_Assignment:_ Omit the images and retype the records verbatim.

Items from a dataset
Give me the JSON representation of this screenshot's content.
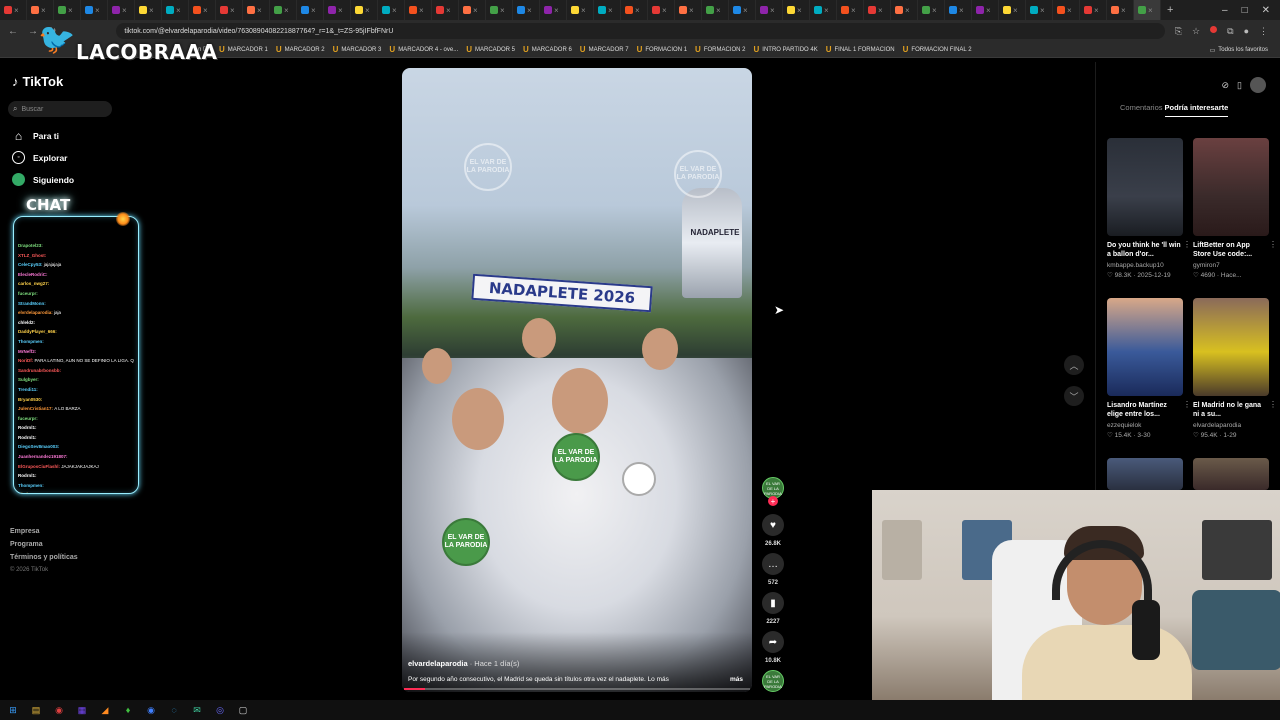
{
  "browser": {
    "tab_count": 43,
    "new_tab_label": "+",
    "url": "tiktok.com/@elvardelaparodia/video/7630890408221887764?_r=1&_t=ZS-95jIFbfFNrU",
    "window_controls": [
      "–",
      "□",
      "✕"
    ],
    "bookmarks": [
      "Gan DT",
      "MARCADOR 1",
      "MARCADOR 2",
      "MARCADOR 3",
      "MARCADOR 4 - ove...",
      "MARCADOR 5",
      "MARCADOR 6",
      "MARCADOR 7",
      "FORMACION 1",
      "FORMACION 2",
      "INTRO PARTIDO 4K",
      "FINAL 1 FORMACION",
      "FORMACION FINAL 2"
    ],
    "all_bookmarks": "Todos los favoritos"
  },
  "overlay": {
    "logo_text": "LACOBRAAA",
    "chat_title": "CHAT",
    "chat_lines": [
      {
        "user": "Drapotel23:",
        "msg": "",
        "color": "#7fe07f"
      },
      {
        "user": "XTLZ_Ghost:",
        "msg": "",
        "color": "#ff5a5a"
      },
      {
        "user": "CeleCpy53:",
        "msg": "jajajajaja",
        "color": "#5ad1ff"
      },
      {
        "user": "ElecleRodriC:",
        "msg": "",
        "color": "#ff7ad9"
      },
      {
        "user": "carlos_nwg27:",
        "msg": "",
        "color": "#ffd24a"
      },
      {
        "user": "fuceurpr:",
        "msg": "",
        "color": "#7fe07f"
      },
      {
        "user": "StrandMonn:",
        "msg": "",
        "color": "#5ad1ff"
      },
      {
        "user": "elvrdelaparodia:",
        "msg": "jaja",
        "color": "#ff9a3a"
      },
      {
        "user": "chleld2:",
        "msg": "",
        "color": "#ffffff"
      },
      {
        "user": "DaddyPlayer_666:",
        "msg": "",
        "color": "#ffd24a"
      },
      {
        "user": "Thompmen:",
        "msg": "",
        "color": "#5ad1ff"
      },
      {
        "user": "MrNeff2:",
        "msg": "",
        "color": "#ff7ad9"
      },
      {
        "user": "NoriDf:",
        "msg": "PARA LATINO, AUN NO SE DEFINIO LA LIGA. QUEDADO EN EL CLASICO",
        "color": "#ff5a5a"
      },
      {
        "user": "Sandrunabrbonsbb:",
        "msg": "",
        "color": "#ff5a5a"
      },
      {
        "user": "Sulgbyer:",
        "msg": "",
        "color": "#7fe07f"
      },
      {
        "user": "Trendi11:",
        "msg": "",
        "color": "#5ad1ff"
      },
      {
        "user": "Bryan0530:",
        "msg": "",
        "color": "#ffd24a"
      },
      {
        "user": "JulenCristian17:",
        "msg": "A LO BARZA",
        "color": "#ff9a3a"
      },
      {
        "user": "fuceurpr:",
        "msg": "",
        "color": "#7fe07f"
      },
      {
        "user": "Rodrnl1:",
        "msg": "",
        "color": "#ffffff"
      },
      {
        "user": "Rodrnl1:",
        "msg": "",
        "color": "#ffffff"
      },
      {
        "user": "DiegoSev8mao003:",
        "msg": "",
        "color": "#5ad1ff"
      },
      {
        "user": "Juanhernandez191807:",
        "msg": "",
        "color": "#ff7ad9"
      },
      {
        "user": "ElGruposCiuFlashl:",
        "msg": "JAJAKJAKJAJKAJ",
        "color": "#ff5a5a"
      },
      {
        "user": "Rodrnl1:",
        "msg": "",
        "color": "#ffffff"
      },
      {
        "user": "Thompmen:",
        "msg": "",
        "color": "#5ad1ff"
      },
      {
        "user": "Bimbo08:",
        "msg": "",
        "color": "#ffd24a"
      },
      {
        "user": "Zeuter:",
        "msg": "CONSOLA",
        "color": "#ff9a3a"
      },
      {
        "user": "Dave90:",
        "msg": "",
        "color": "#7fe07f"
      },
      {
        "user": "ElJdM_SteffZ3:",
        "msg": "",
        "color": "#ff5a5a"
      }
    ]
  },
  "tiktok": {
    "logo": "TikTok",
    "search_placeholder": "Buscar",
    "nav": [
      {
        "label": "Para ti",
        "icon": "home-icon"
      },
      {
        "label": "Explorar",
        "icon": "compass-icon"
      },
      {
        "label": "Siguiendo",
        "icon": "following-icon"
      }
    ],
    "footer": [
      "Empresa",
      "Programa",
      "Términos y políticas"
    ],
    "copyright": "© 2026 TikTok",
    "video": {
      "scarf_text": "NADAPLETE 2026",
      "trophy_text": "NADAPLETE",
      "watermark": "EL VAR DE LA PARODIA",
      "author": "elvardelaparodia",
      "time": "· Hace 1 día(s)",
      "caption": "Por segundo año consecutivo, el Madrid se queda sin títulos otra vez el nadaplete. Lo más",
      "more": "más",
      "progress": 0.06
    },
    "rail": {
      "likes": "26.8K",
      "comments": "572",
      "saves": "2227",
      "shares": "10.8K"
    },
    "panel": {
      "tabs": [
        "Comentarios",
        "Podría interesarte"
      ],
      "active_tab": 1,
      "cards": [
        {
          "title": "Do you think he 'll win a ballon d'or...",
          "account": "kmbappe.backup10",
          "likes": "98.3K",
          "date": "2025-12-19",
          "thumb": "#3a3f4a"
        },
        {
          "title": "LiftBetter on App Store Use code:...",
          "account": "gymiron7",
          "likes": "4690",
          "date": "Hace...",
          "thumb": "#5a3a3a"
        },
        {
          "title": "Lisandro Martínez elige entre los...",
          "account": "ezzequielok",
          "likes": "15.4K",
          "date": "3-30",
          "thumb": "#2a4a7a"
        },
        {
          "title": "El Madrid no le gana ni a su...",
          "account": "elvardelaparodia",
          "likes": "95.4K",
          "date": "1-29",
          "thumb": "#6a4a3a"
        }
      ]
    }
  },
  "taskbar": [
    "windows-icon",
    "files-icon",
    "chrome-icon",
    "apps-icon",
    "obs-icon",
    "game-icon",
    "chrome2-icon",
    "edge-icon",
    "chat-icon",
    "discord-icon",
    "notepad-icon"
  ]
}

_Response below:_
Give me the JSON representation of this screenshot's content.
{
  "browser": {
    "tab_count": 43,
    "new_tab_label": "+",
    "url": "tiktok.com/@elvardelaparodia/video/7630890408221887764?_r=1&_t=ZS-95jIFbfFNrU",
    "window_controls": [
      "–",
      "□",
      "✕"
    ],
    "bookmarks": [
      "Gan DT",
      "MARCADOR 1",
      "MARCADOR 2",
      "MARCADOR 3",
      "MARCADOR 4 - ove...",
      "MARCADOR 5",
      "MARCADOR 6",
      "MARCADOR 7",
      "FORMACION 1",
      "FORMACION 2",
      "INTRO PARTIDO 4K",
      "FINAL 1 FORMACION",
      "FORMACION FINAL 2"
    ],
    "all_bookmarks": "Todos los favoritos"
  },
  "overlay": {
    "logo_text": "LACOBRAAA",
    "chat_title": "CHAT",
    "chat_lines": [
      {
        "user": "Drapotel23:",
        "msg": "",
        "color": "#7fe07f"
      },
      {
        "user": "XTLZ_Ghost:",
        "msg": "",
        "color": "#ff5a5a"
      },
      {
        "user": "CeleCpy53:",
        "msg": "jajajajaja",
        "color": "#5ad1ff"
      },
      {
        "user": "ElecleRodriC:",
        "msg": "",
        "color": "#ff7ad9"
      },
      {
        "user": "carlos_nwg27:",
        "msg": "",
        "color": "#ffd24a"
      },
      {
        "user": "fuceurpr:",
        "msg": "",
        "color": "#7fe07f"
      },
      {
        "user": "StrandMonn:",
        "msg": "",
        "color": "#5ad1ff"
      },
      {
        "user": "elvrdelaparodia:",
        "msg": "jaja",
        "color": "#ff9a3a"
      },
      {
        "user": "chleld2:",
        "msg": "",
        "color": "#ffffff"
      },
      {
        "user": "DaddyPlayer_666:",
        "msg": "",
        "color": "#ffd24a"
      },
      {
        "user": "Thompmen:",
        "msg": "",
        "color": "#5ad1ff"
      },
      {
        "user": "MrNeff2:",
        "msg": "",
        "color": "#ff7ad9"
      },
      {
        "user": "NoriDf:",
        "msg": "PARA LATINO, AUN NO SE DEFINIO LA LIGA. QUEDADO EN EL CLASICO",
        "color": "#ff5a5a"
      },
      {
        "user": "Sandrunabrbonsbb:",
        "msg": "",
        "color": "#ff5a5a"
      },
      {
        "user": "Sulgbyer:",
        "msg": "",
        "color": "#7fe07f"
      },
      {
        "user": "Trendi11:",
        "msg": "",
        "color": "#5ad1ff"
      },
      {
        "user": "Bryan0530:",
        "msg": "",
        "color": "#ffd24a"
      },
      {
        "user": "JulenCristian17:",
        "msg": "A LO BARZA",
        "color": "#ff9a3a"
      },
      {
        "user": "fuceurpr:",
        "msg": "",
        "color": "#7fe07f"
      },
      {
        "user": "Rodrnl1:",
        "msg": "",
        "color": "#ffffff"
      },
      {
        "user": "Rodrnl1:",
        "msg": "",
        "color": "#ffffff"
      },
      {
        "user": "DiegoSev8mao003:",
        "msg": "",
        "color": "#5ad1ff"
      },
      {
        "user": "Juanhernandez191807:",
        "msg": "",
        "color": "#ff7ad9"
      },
      {
        "user": "ElGruposCiuFlashl:",
        "msg": "JAJAKJAKJAJKAJ",
        "color": "#ff5a5a"
      },
      {
        "user": "Rodrnl1:",
        "msg": "",
        "color": "#ffffff"
      },
      {
        "user": "Thompmen:",
        "msg": "",
        "color": "#5ad1ff"
      },
      {
        "user": "Bimbo08:",
        "msg": "",
        "color": "#ffd24a"
      },
      {
        "user": "Zeuter:",
        "msg": "CONSOLA",
        "color": "#ff9a3a"
      },
      {
        "user": "Dave90:",
        "msg": "",
        "color": "#7fe07f"
      },
      {
        "user": "ElJdM_SteffZ3:",
        "msg": "",
        "color": "#ff5a5a"
      }
    ]
  },
  "tiktok": {
    "logo": "TikTok",
    "search_placeholder": "Buscar",
    "nav": [
      {
        "label": "Para ti",
        "icon": "home-icon"
      },
      {
        "label": "Explorar",
        "icon": "compass-icon"
      },
      {
        "label": "Siguiendo",
        "icon": "following-icon"
      }
    ],
    "footer": [
      "Empresa",
      "Programa",
      "Términos y políticas"
    ],
    "copyright": "© 2026 TikTok",
    "video": {
      "scarf_text": "NADAPLETE 2026",
      "trophy_text": "NADAPLETE",
      "watermark": "EL VAR DE LA PARODIA",
      "author": "elvardelaparodia",
      "time": "· Hace 1 día(s)",
      "caption": "Por segundo año consecutivo, el Madrid se queda sin títulos otra vez el nadaplete. Lo más",
      "more": "más",
      "progress": 0.06
    },
    "rail": {
      "likes": "26.8K",
      "comments": "572",
      "saves": "2227",
      "shares": "10.8K"
    },
    "panel": {
      "tabs": [
        "Comentarios",
        "Podría interesarte"
      ],
      "active_tab": 1,
      "cards": [
        {
          "title": "Do you think he 'll win a ballon d'or...",
          "account": "kmbappe.backup10",
          "likes": "98.3K",
          "date": "2025-12-19",
          "thumb": "#3a3f4a"
        },
        {
          "title": "LiftBetter on App Store Use code:...",
          "account": "gymiron7",
          "likes": "4690",
          "date": "Hace...",
          "thumb": "#5a3a3a"
        },
        {
          "title": "Lisandro Martínez elige entre los...",
          "account": "ezzequielok",
          "likes": "15.4K",
          "date": "3-30",
          "thumb": "#2a4a7a"
        },
        {
          "title": "El Madrid no le gana ni a su...",
          "account": "elvardelaparodia",
          "likes": "95.4K",
          "date": "1-29",
          "thumb": "#6a4a3a"
        }
      ]
    }
  },
  "taskbar": [
    "windows-icon",
    "files-icon",
    "chrome-icon",
    "apps-icon",
    "obs-icon",
    "game-icon",
    "chrome2-icon",
    "edge-icon",
    "chat-icon",
    "discord-icon",
    "notepad-icon"
  ]
}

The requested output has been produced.